K. S. C., X. G., J. Y., L. W., A. T., C. M. M., I. M., D. J. T., K. A. M., and Q. J. L. acquired and analyzed data. K. S. C. and Q. J. L. conceived and designed the study and wrote the manuscript.
We thank Dr. Jeff Frost of University of Texas Health Science Center-Houston for GST-PBD (PAK1) plasmid and Dr. Shao-Cong Sun of M. D. Anderson Cancer Center for providing the LoVo cell line.
This work was supported by Cancer Prevention and Research Institute of Texas Grant RP100678, National Institutes of Health Grant R01GM102485, the Texas Emerging Technology Fund, and the Janice D. Gordon endowment for bowel cancer research (to Q. J. L.); Biotechnology and Biological Sciences Research Council UK Grant BB/D000394/1 and Action Cancer, Northern Ireland, UK Grant PG2 2005 (to D. J. T.); and National Institutes of Health Grant MH105482 (to K. A. M.). Q. J. L. is a co-founder of Wntrix. The content is solely the responsibility of the authors and does not necessarily represent the official views of the National Institutes of Health.
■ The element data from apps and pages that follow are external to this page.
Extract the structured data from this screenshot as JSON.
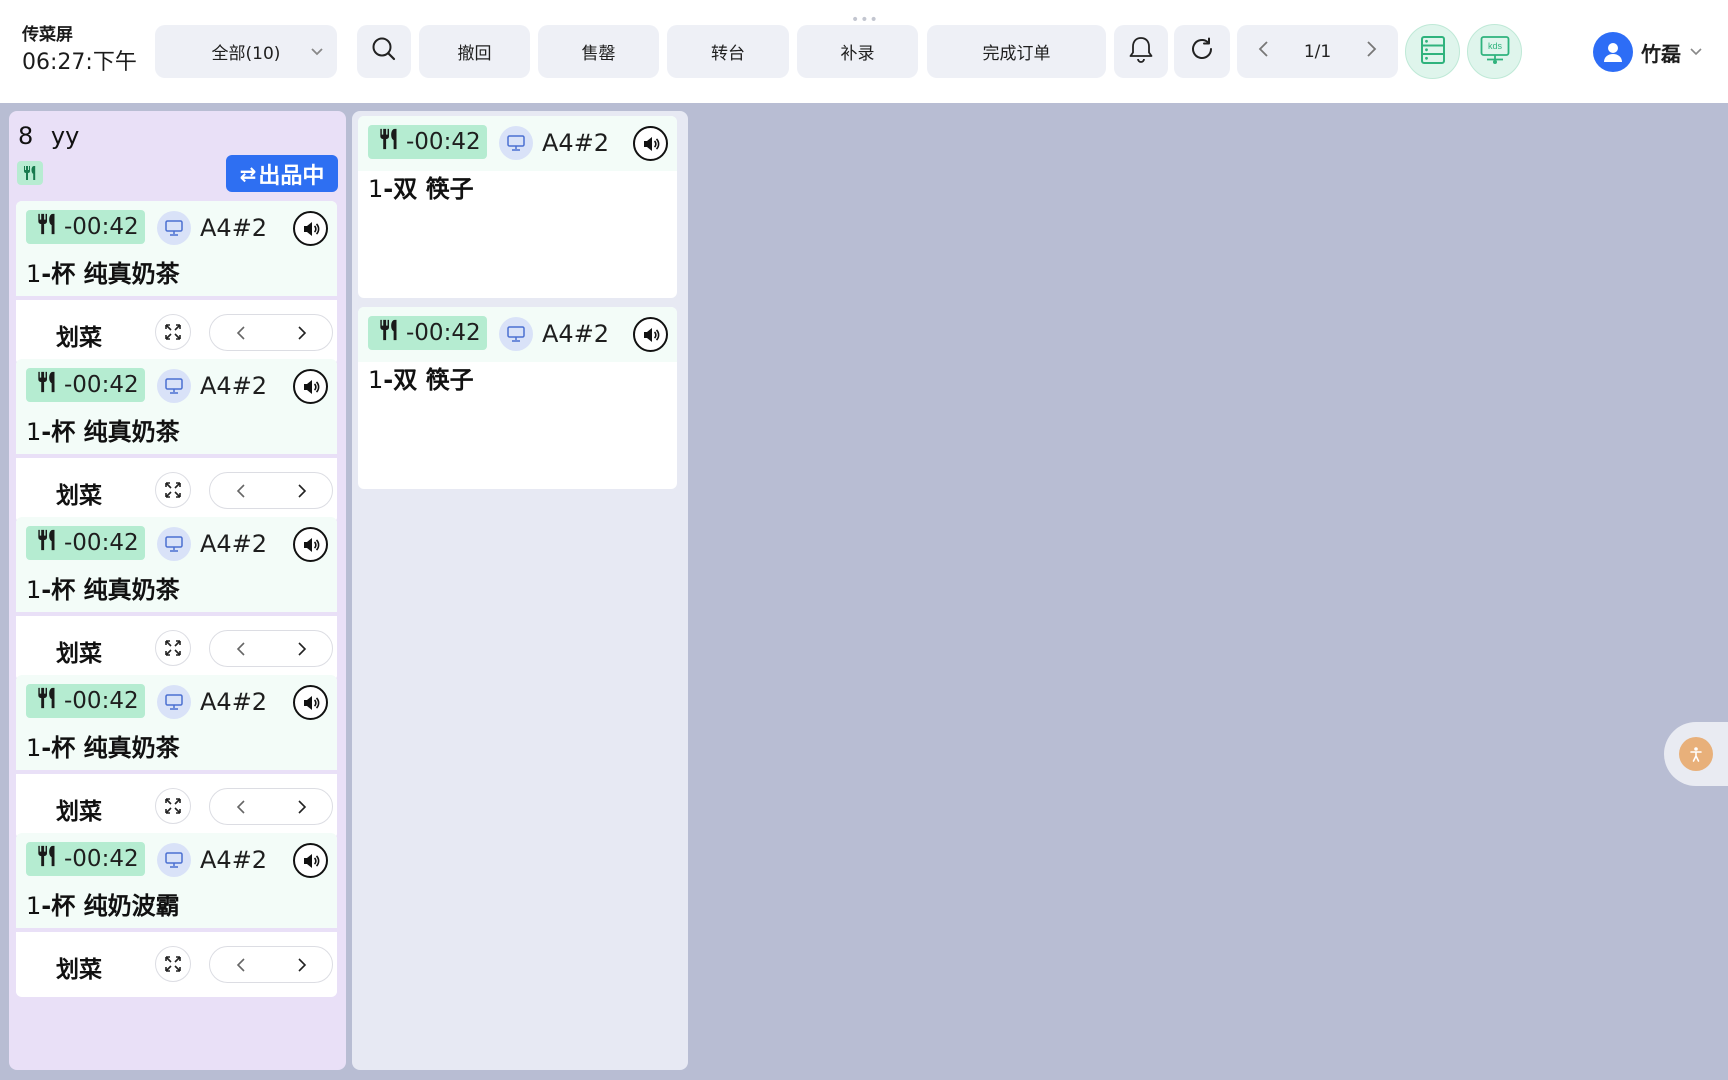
{
  "header": {
    "title": "传菜屏",
    "time": "06:27:下午",
    "filter_label": "全部(10)",
    "buttons": {
      "undo": "撤回",
      "soldout": "售罄",
      "transfer": "转台",
      "supplement": "补录",
      "finish": "完成订单"
    },
    "pager_text": "1/1",
    "user_name": "竹磊",
    "kds_label": "kds"
  },
  "order": {
    "number": "8",
    "name": "yy",
    "status": "出品中",
    "items": [
      {
        "timer": "-00:42",
        "table": "A4#2",
        "qty": "1",
        "unit": "-杯",
        "name": "纯真奶茶",
        "mark": "划菜"
      },
      {
        "timer": "-00:42",
        "table": "A4#2",
        "qty": "1",
        "unit": "-杯",
        "name": "纯真奶茶",
        "mark": "划菜"
      },
      {
        "timer": "-00:42",
        "table": "A4#2",
        "qty": "1",
        "unit": "-杯",
        "name": "纯真奶茶",
        "mark": "划菜"
      },
      {
        "timer": "-00:42",
        "table": "A4#2",
        "qty": "1",
        "unit": "-杯",
        "name": "纯真奶茶",
        "mark": "划菜"
      },
      {
        "timer": "-00:42",
        "table": "A4#2",
        "qty": "1",
        "unit": "-杯",
        "name": "纯奶波霸",
        "mark": "划菜"
      }
    ]
  },
  "column2": {
    "items": [
      {
        "timer": "-00:42",
        "table": "A4#2",
        "qty": "1",
        "unit": "-双",
        "name": "筷子"
      },
      {
        "timer": "-00:42",
        "table": "A4#2",
        "qty": "1",
        "unit": "-双",
        "name": "筷子"
      }
    ]
  },
  "colors": {
    "accent": "#2e6ff2",
    "timer_bg": "#b5ecd1",
    "order_bg": "#e9e0f7",
    "canvas_bg": "#b8bdd3"
  },
  "icons": {
    "search": "search-icon",
    "bell": "bell-icon",
    "refresh": "refresh-icon",
    "layout": "server-list-icon",
    "kds": "kds-monitor-icon",
    "fork": "fork-knife-icon",
    "pos": "pos-terminal-icon",
    "speaker": "speaker-icon",
    "expand": "expand-icon"
  }
}
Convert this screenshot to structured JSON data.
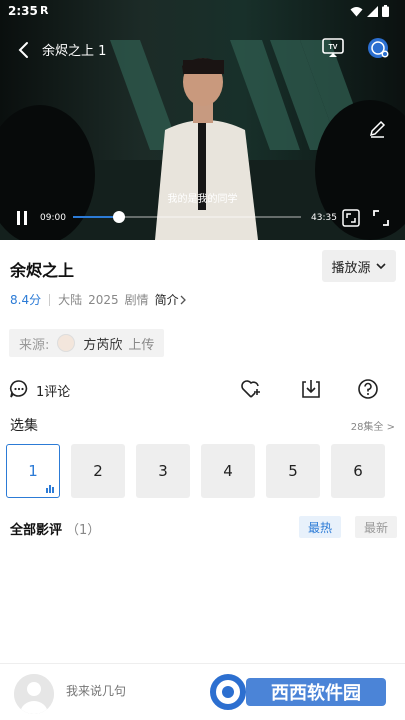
{
  "status_bar": {
    "time": "2:35",
    "sim": "R"
  },
  "player": {
    "title": "余烬之上 1",
    "subtitle": "我的是我的同学",
    "current_time": "09:00",
    "duration": "43:35",
    "progress": 0.2,
    "accent": "#2c7bd6"
  },
  "show": {
    "title": "余烬之上",
    "source_button": "播放源",
    "score": "8.4分",
    "region": "大陆",
    "year": "2025",
    "genre": "剧情",
    "intro": "简介",
    "source_label": "来源:",
    "uploader": "方芮欣",
    "uploader_action": "上传"
  },
  "actions": {
    "comments": "1评论"
  },
  "episodes": {
    "header": "选集",
    "all_label": "28集全 >",
    "items": [
      "1",
      "2",
      "3",
      "4",
      "5",
      "6"
    ],
    "active": 0
  },
  "reviews": {
    "header": "全部影评",
    "count": "（1）",
    "tab_hot": "最热",
    "tab_new": "最新"
  },
  "footer": {
    "placeholder": "我来说几句",
    "watermark": "西西软件园"
  },
  "icons": [
    "back-icon",
    "tv-cast-icon",
    "app-logo-icon",
    "edit-icon",
    "pause-icon",
    "screenshot-icon",
    "fullscreen-icon",
    "comment-icon",
    "favorite-add-icon",
    "download-icon",
    "help-icon",
    "chevron-down-icon",
    "chevron-right-icon",
    "user-avatar-icon",
    "wifi-icon",
    "signal-icon",
    "battery-icon"
  ]
}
This article contains supplemental Figs. S1–S3.
3The abbreviations used are: